[Start of section]

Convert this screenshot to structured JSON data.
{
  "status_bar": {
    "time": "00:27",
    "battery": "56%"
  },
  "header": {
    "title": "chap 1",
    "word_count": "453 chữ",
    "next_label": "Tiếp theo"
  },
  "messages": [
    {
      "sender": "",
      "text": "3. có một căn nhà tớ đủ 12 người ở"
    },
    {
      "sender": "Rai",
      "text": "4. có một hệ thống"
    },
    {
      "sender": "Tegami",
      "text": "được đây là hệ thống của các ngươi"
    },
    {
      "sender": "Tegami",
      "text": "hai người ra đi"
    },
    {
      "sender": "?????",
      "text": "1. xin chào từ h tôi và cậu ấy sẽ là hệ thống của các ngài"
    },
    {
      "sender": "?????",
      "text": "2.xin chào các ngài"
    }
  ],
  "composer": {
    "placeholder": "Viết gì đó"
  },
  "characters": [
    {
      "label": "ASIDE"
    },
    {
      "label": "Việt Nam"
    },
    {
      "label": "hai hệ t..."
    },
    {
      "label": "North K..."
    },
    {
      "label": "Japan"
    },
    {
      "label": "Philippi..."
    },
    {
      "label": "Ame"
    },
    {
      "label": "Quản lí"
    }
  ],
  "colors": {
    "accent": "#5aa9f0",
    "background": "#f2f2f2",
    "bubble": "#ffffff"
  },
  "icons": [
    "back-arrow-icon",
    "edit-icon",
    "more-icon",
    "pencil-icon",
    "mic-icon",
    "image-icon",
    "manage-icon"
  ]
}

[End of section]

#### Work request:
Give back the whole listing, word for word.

#### Response box:
Convert this screenshot to structured JSON data.
{
  "status_bar": {
    "time": "00:27",
    "battery": "56%"
  },
  "header": {
    "title": "chap 1",
    "word_count": "453 chữ",
    "next_label": "Tiếp theo"
  },
  "messages": [
    {
      "sender": "",
      "text": "3. có một căn nhà tớ đủ 12 người ở"
    },
    {
      "sender": "Rai",
      "text": "4. có một hệ thống"
    },
    {
      "sender": "Tegami",
      "text": "được đây là hệ thống của các ngươi"
    },
    {
      "sender": "Tegami",
      "text": "hai người ra đi"
    },
    {
      "sender": "?????",
      "text": "1. xin chào từ h tôi và cậu ấy sẽ là hệ thống của các ngài"
    },
    {
      "sender": "?????",
      "text": "2.xin chào các ngài"
    }
  ],
  "composer": {
    "placeholder": "Viết gì đó"
  },
  "characters": [
    {
      "label": "ASIDE"
    },
    {
      "label": "Việt Nam"
    },
    {
      "label": "hai hệ t..."
    },
    {
      "label": "North K..."
    },
    {
      "label": "Japan"
    },
    {
      "label": "Philippi..."
    },
    {
      "label": "Ame"
    },
    {
      "label": "Quản lí"
    }
  ],
  "colors": {
    "accent": "#5aa9f0",
    "background": "#f2f2f2",
    "bubble": "#ffffff"
  },
  "icons": [
    "back-arrow-icon",
    "edit-icon",
    "more-icon",
    "pencil-icon",
    "mic-icon",
    "image-icon",
    "manage-icon"
  ]
}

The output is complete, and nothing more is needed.